comparing apples to apples as the best stuff now is way way way
better.

JT
 
B

Bruce Jackson

Guest
John Forrest Tomlinson <[email protected]> wrote in message news:<[email protected]>...

> It's simply not true that cycling is more expensive now than it was in
> the 1980s. You can buy bikes for less money in real dollars that work
> better than material back then. Even a "serious bike." And they'll
> last just as long in terms of providing equal performance.


Here are some prices best I can remember them from circa 1984

Columbus SL bike with Campy SR parts: $1,500
Clement Criterium Cotton sewups $30
Vittoria CX sewups $45
Several decent training sewups were ~$10
Michelin Supercomp clinchers $10
SunTour New Winner freewheel $35
Sedisport chain $5 (when you buy by the box)
Skinshorts most were $10 - $40 depending on quality

Thinking in terms of adjusted dollars.

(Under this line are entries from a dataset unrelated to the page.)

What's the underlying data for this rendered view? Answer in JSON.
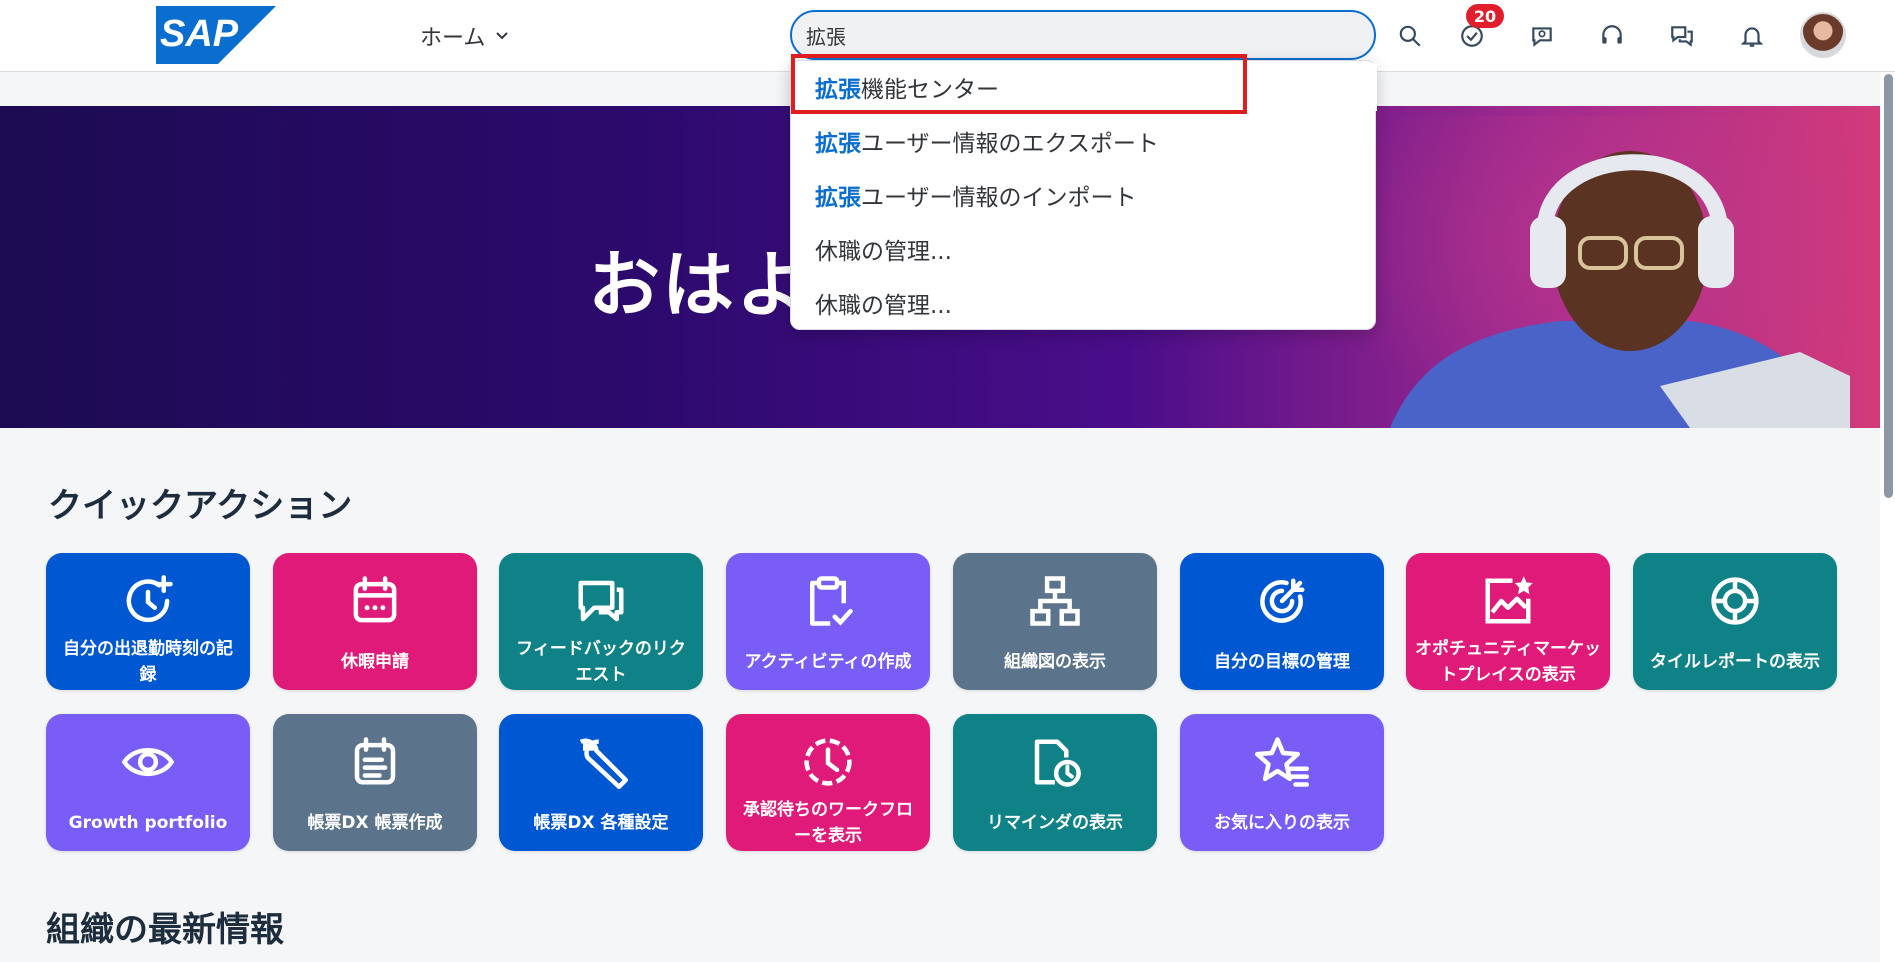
{
  "header": {
    "logo_text": "SAP",
    "home_label": "ホーム",
    "search_value": "拡張",
    "notification_count": "20"
  },
  "search_suggestions": [
    {
      "match": "拡張",
      "rest": "機能センター"
    },
    {
      "match": "拡張",
      "rest": "ユーザー情報のエクスポート"
    },
    {
      "match": "拡張",
      "rest": "ユーザー情報のインポート"
    },
    {
      "match": "",
      "rest": "休職の管理..."
    },
    {
      "match": "",
      "rest": "休職の管理..."
    }
  ],
  "hero": {
    "greeting": "おはよ"
  },
  "quick_actions": {
    "title": "クイックアクション",
    "tiles": [
      {
        "label": "自分の出退勤時刻の記録",
        "icon": "clock-plus-icon",
        "color": "#0057d2"
      },
      {
        "label": "休暇申請",
        "icon": "calendar-icon",
        "color": "#e01a78"
      },
      {
        "label": "フィードバックのリクエスト",
        "icon": "feedback-icon",
        "color": "#0f8287"
      },
      {
        "label": "アクティビティの作成",
        "icon": "clipboard-check-icon",
        "color": "#7a5cf6"
      },
      {
        "label": "組織図の表示",
        "icon": "org-chart-icon",
        "color": "#5b738b"
      },
      {
        "label": "自分の目標の管理",
        "icon": "target-icon",
        "color": "#0057d2"
      },
      {
        "label": "オポチュニティマーケットプレイスの表示",
        "icon": "chart-star-icon",
        "color": "#e01a78"
      },
      {
        "label": "タイルレポートの表示",
        "icon": "report-icon",
        "color": "#0f8287"
      },
      {
        "label": "Growth portfolio",
        "icon": "eye-icon",
        "color": "#7a5cf6"
      },
      {
        "label": "帳票DX 帳票作成",
        "icon": "form-icon",
        "color": "#5b738b"
      },
      {
        "label": "帳票DX 各種設定",
        "icon": "wrench-icon",
        "color": "#0057d2"
      },
      {
        "label": "承認待ちのワークフローを表示",
        "icon": "pending-clock-icon",
        "color": "#e01a78"
      },
      {
        "label": "リマインダの表示",
        "icon": "document-clock-icon",
        "color": "#0f8287"
      },
      {
        "label": "お気に入りの表示",
        "icon": "star-list-icon",
        "color": "#7a5cf6"
      }
    ]
  },
  "news": {
    "title": "組織の最新情報"
  },
  "colors": {
    "accent": "#0a6ed1",
    "highlight_box": "#e01e1e",
    "badge": "#e01e2c"
  }
}
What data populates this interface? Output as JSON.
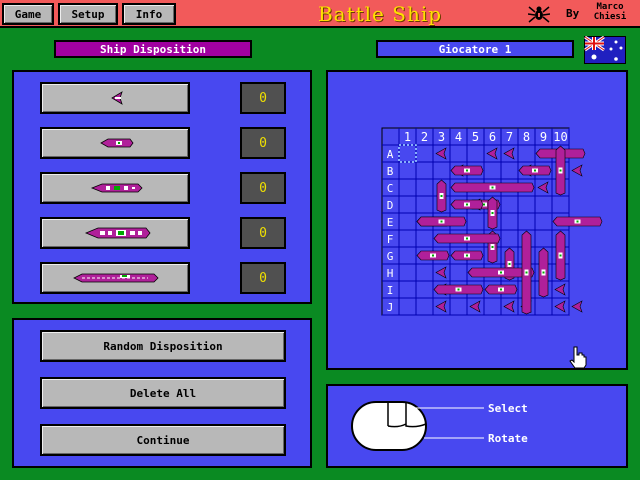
{
  "menu": {
    "game": "Game",
    "setup": "Setup",
    "info": "Info"
  },
  "app_title": "Battle Ship",
  "credit": {
    "by": "By",
    "author_line1": "Marco",
    "author_line2": "Chiesi"
  },
  "disposition_title": "Ship Disposition",
  "player_label": "Giocatore 1",
  "ships": [
    {
      "name": "ship-size-1",
      "count": "0"
    },
    {
      "name": "ship-size-2",
      "count": "0"
    },
    {
      "name": "ship-size-3",
      "count": "0"
    },
    {
      "name": "ship-size-4",
      "count": "0"
    },
    {
      "name": "ship-size-5",
      "count": "0"
    }
  ],
  "actions": {
    "random": "Random Disposition",
    "delete": "Delete All",
    "continue": "Continue"
  },
  "board": {
    "columns": [
      "1",
      "2",
      "3",
      "4",
      "5",
      "6",
      "7",
      "8",
      "9",
      "10"
    ],
    "rows": [
      "A",
      "B",
      "C",
      "D",
      "E",
      "F",
      "G",
      "H",
      "I",
      "J"
    ]
  },
  "mouse_help": {
    "left": "Select",
    "right": "Rotate"
  },
  "colors": {
    "background": "#0a8a22",
    "panel": "#4848f0",
    "titlebar": "#f25a5a",
    "title_text": "#ffe000",
    "ship": "#b0209a",
    "board_grid": "#0000b0"
  },
  "icons": [
    "spider-icon",
    "australia-flag-icon",
    "mouse-icon",
    "hand-cursor-icon"
  ]
}
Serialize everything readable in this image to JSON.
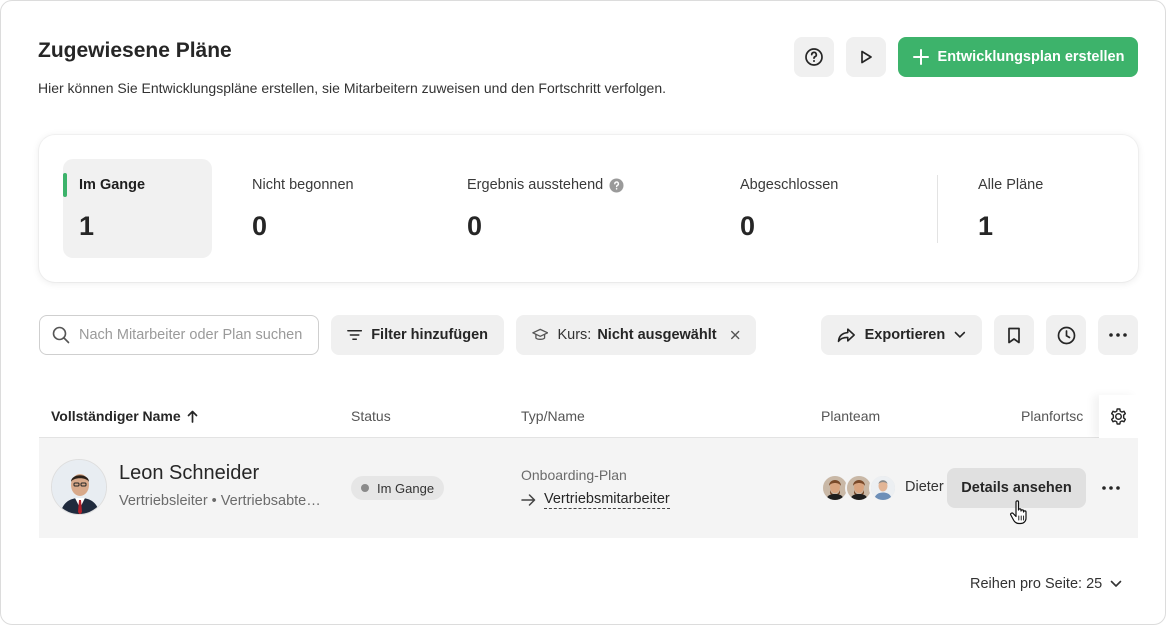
{
  "header": {
    "title": "Zugewiesene Pläne",
    "subtitle": "Hier können Sie Entwicklungspläne erstellen, sie Mitarbeitern zuweisen und den Fortschritt verfolgen.",
    "create_button_label": "Entwicklungsplan erstellen",
    "help_icon": "help-circle-icon",
    "play_icon": "play-icon"
  },
  "stats": [
    {
      "label": "Im Gange",
      "value": "1",
      "active": true
    },
    {
      "label": "Nicht begonnen",
      "value": "0",
      "active": false
    },
    {
      "label": "Ergebnis ausstehend",
      "value": "0",
      "active": false,
      "info_icon": "help-circle-icon"
    },
    {
      "label": "Abgeschlossen",
      "value": "0",
      "active": false
    },
    {
      "label": "Alle Pläne",
      "value": "1",
      "active": false
    }
  ],
  "toolbar": {
    "search_placeholder": "Nach Mitarbeiter oder Plan suchen",
    "filter_label": "Filter hinzufügen",
    "course_chip_key": "Kurs:",
    "course_chip_value": "Nicht ausgewählt",
    "export_label": "Exportieren"
  },
  "table": {
    "columns": {
      "name": "Vollständiger Name",
      "status": "Status",
      "type": "Typ/Name",
      "team": "Planteam",
      "progress": "Planfortschritt"
    },
    "sort": {
      "column": "name",
      "direction": "ascending"
    },
    "rows": [
      {
        "name": "Leon Schneider",
        "subtitle": "Vertriebsleiter • Vertriebsabteilung",
        "status": "Im Gange",
        "plan_type": "Onboarding-Plan",
        "plan_name": "Vertriebsmitarbeiter",
        "team_name": "Dieter",
        "details_label": "Details ansehen"
      }
    ]
  },
  "pagination": {
    "rows_per_page_label": "Reihen pro Seite: 25"
  },
  "colors": {
    "accent": "#3db36b",
    "chip_bg": "#f0f0f0",
    "row_bg": "#f4f4f4"
  }
}
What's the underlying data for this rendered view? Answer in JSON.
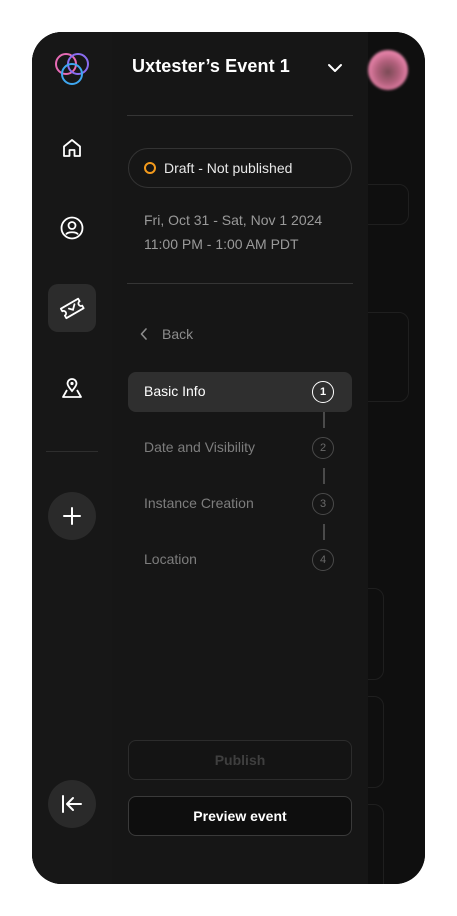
{
  "event": {
    "title": "Uxtester’s Event 1",
    "status": "Draft - Not published",
    "date_range": "Fri, Oct 31 - Sat, Nov 1 2024",
    "time_range": "11:00 PM - 1:00 AM PDT"
  },
  "nav": {
    "back_label": "Back",
    "steps": [
      {
        "label": "Basic Info",
        "number": "1",
        "active": true
      },
      {
        "label": "Date and Visibility",
        "number": "2",
        "active": false
      },
      {
        "label": "Instance Creation",
        "number": "3",
        "active": false
      },
      {
        "label": "Location",
        "number": "4",
        "active": false
      }
    ]
  },
  "actions": {
    "publish_label": "Publish",
    "preview_label": "Preview event"
  },
  "rail": {
    "items": [
      "home-icon",
      "profile-icon",
      "ticket-icon",
      "location-icon"
    ],
    "add_icon": "plus-icon",
    "collapse_icon": "collapse-left-icon"
  },
  "colors": {
    "status_accent": "#f39a1c",
    "background": "#161616"
  }
}
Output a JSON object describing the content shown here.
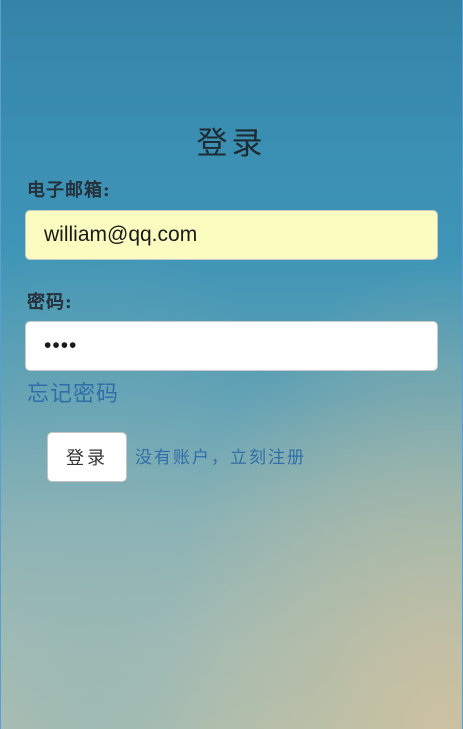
{
  "page": {
    "title": "登录"
  },
  "form": {
    "email_label": "电子邮箱:",
    "email_value": "william@qq.com",
    "password_label": "密码:",
    "password_value": "1234",
    "forgot_password_link": "忘记密码",
    "submit_label": "登录",
    "register_link": "没有账户，立刻注册"
  },
  "colors": {
    "autofill_background": "#fafcc0",
    "link": "#2f6ea8",
    "background_top": "#3584a8",
    "background_bottom": "#b9c2b0"
  }
}
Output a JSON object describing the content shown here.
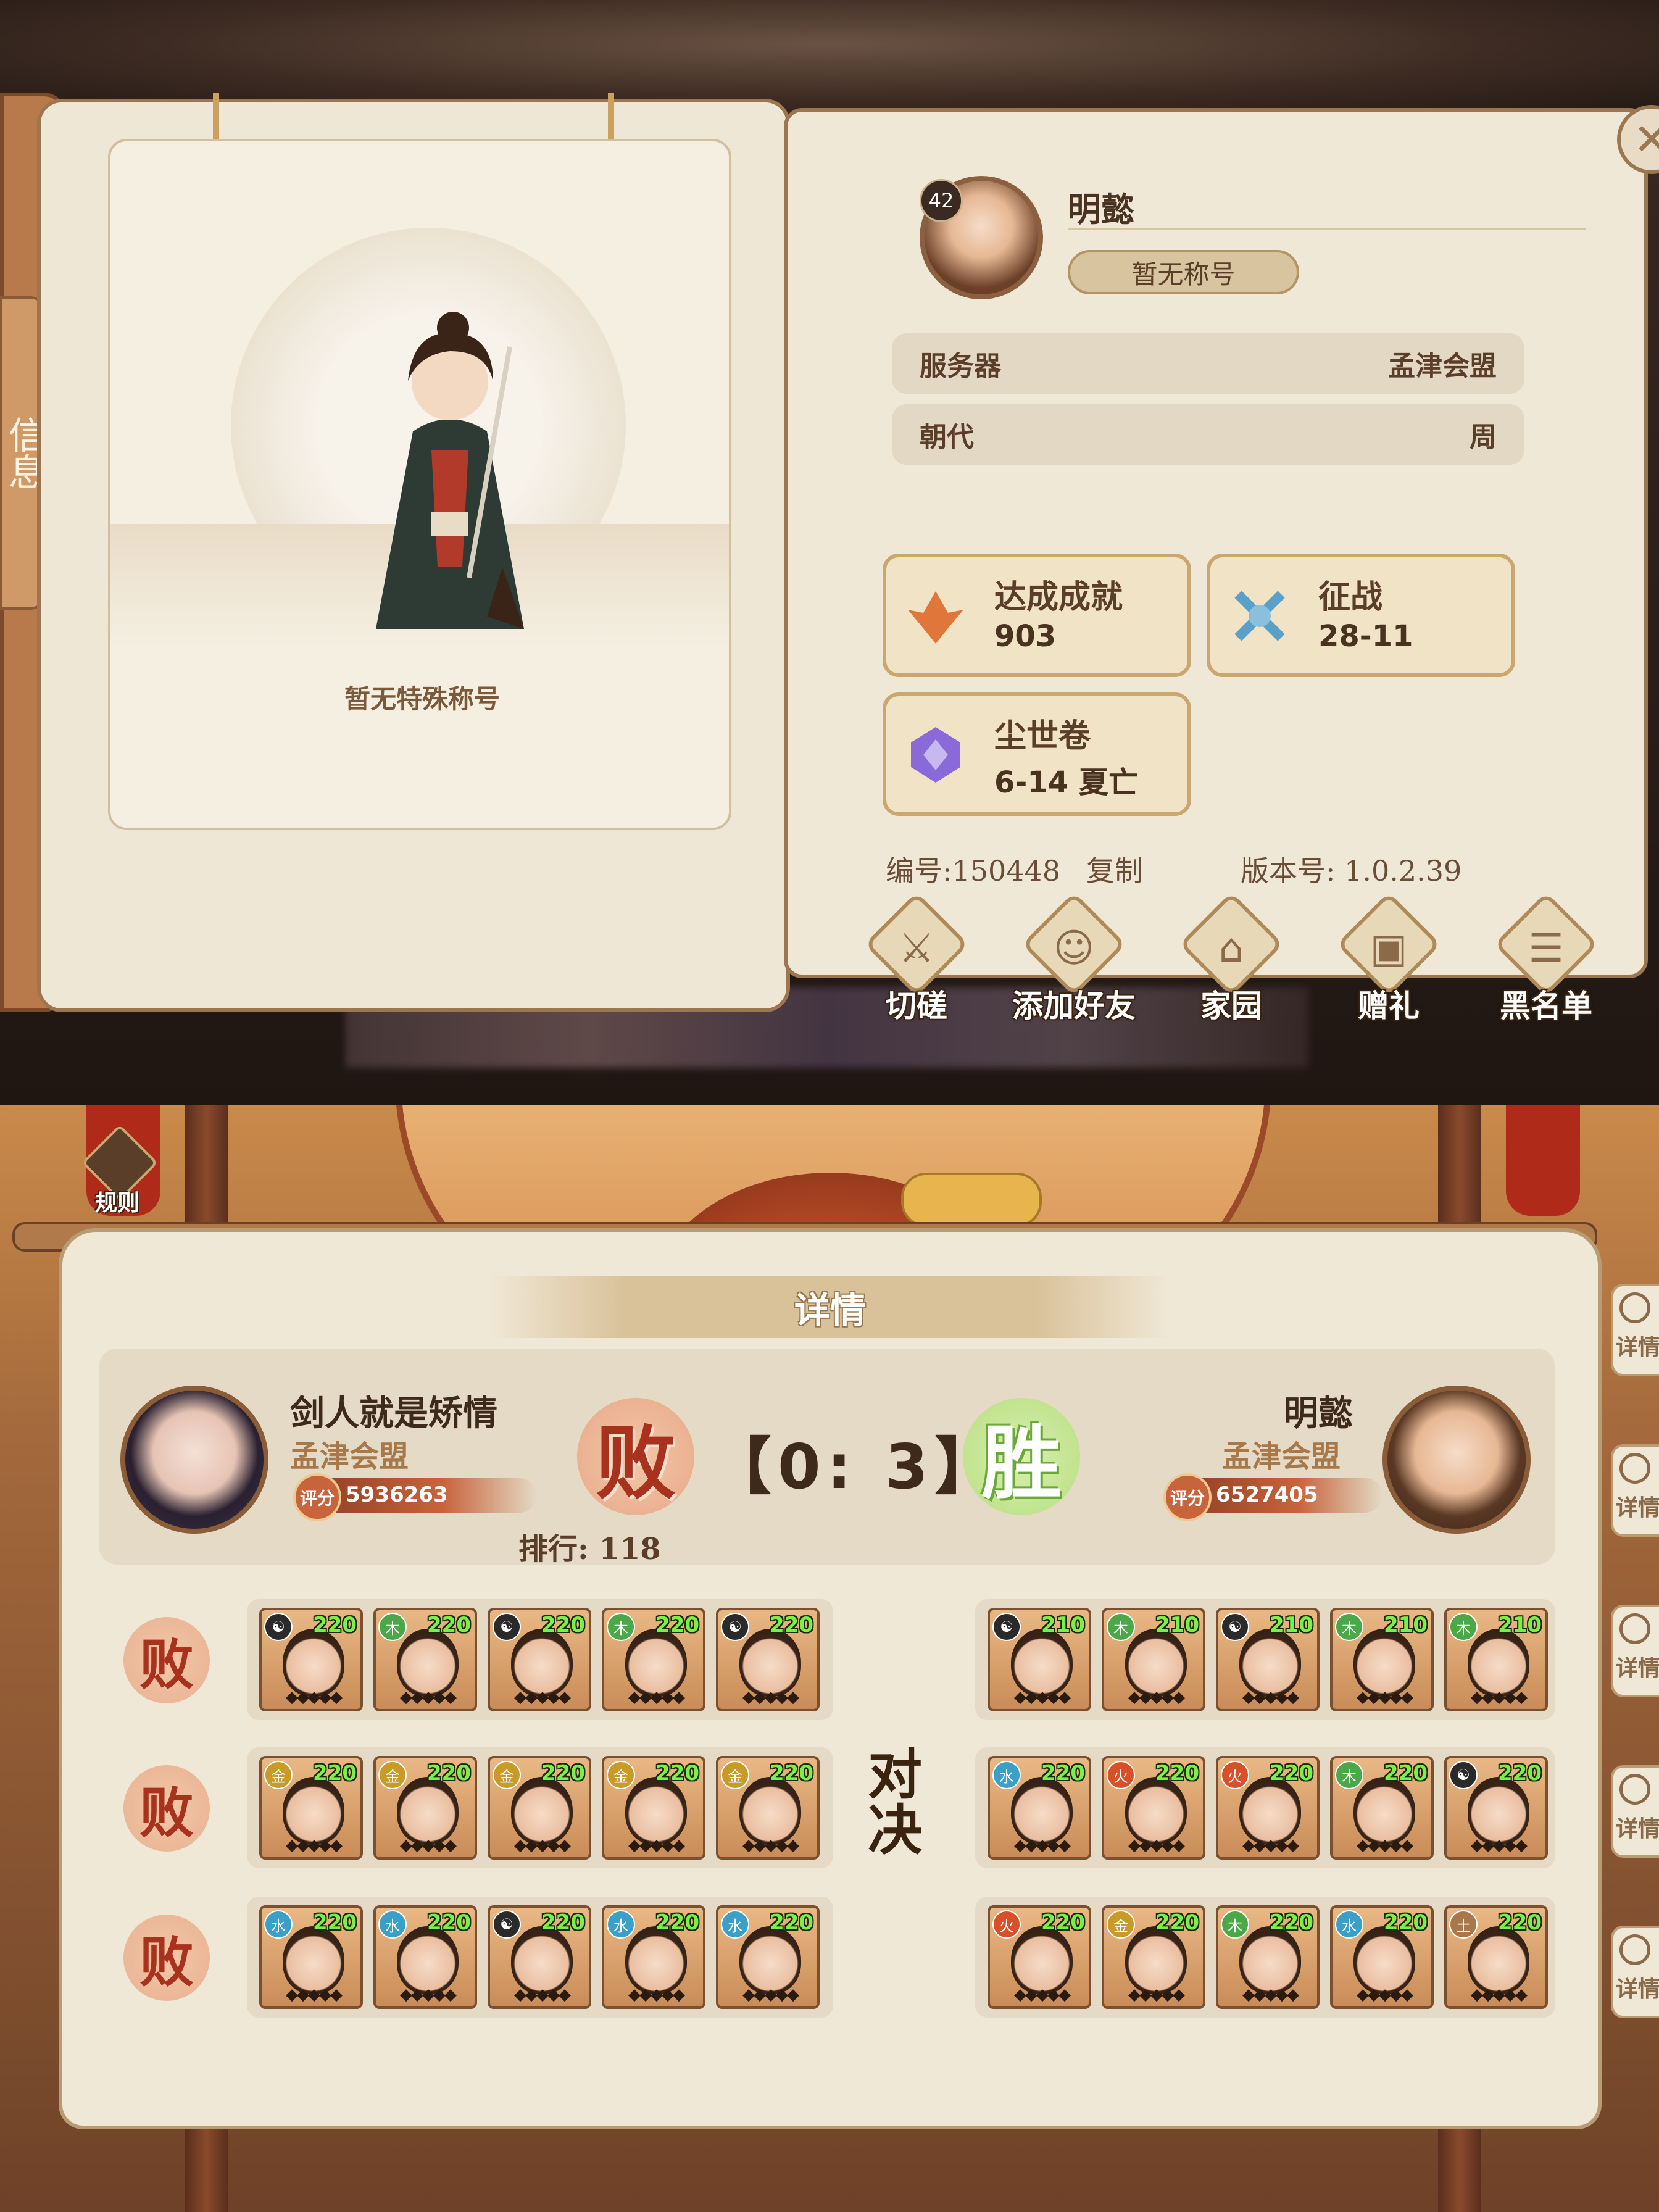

You can get a pretty nice bike for $2,739.

You can still get good hand made sewups for $55-$82 (I assuem anyway)
but I don't know of any $18 sewups worth riding any more (I haven't
been shoping for them though)

Clinchers have gone up more than infation. Good clinchers are more
than $18 and while they are pretty colors now they don't work as well
as the old black ones and they wear more quickly.

You can get gear clusters for $64 though today all you get are cogs
since the freewheel is built into the hub. I'm pretty sure that
individual cogs are more now though I don't remember what they cost
back then.

Chains have gone up a lot. Most people spend $20-$40 on chains now
and they don't last as long now since they are narrower. Chains used
to be cheap enough to throw away when they got dirty (and most of the
racers I knew bought Sedis chains by the box and did this).

$18-$73 is the range most shorts fall into today best I can tell.

> Sure, maybe "the best" stuff is more expensive now, but that's not
> comparing apples to apples as the best stuff now is way way way
> better.


While bikes are pretty similar in cost, consumables (tires, chains,
cogs) have gone up more quickly than inflation.

The real problem now is obselencence. In the 1980's it was conceivable
to ride the same parts for a decade. Now with indexing and adding
a new cog every few years everything gets obsolete long before it
is worn out. When you have an orphaned drivetrain you may have to
junk it as soon as one part breaks or is worn out since you may not
be able to find a replacment.

Is cycling better or more fun than it was 20 years ago? Not that I can
tell. Everything in the early 1980's worked well enough that it didn't
detract from the enjoyment or sportingness of the ride. Brifters, and
more cogs are only incremental improvements from the rider's point of
view and detract from the simplicity and durability of the drivetrain.
It is debatable if dual pivot brakes are actually an improvment, they
have higher mechanical advantage so they don't require as much effort
but they have to be adjusted closer to the rim and don't track a damaged
wheel as well. Aero wheels may shave seconds off time trials but are of
dubious value for training or recreational rides.
--
Bruce Jackson - Sr. Systems Programmer - DMSP, a M/A/R/C Group company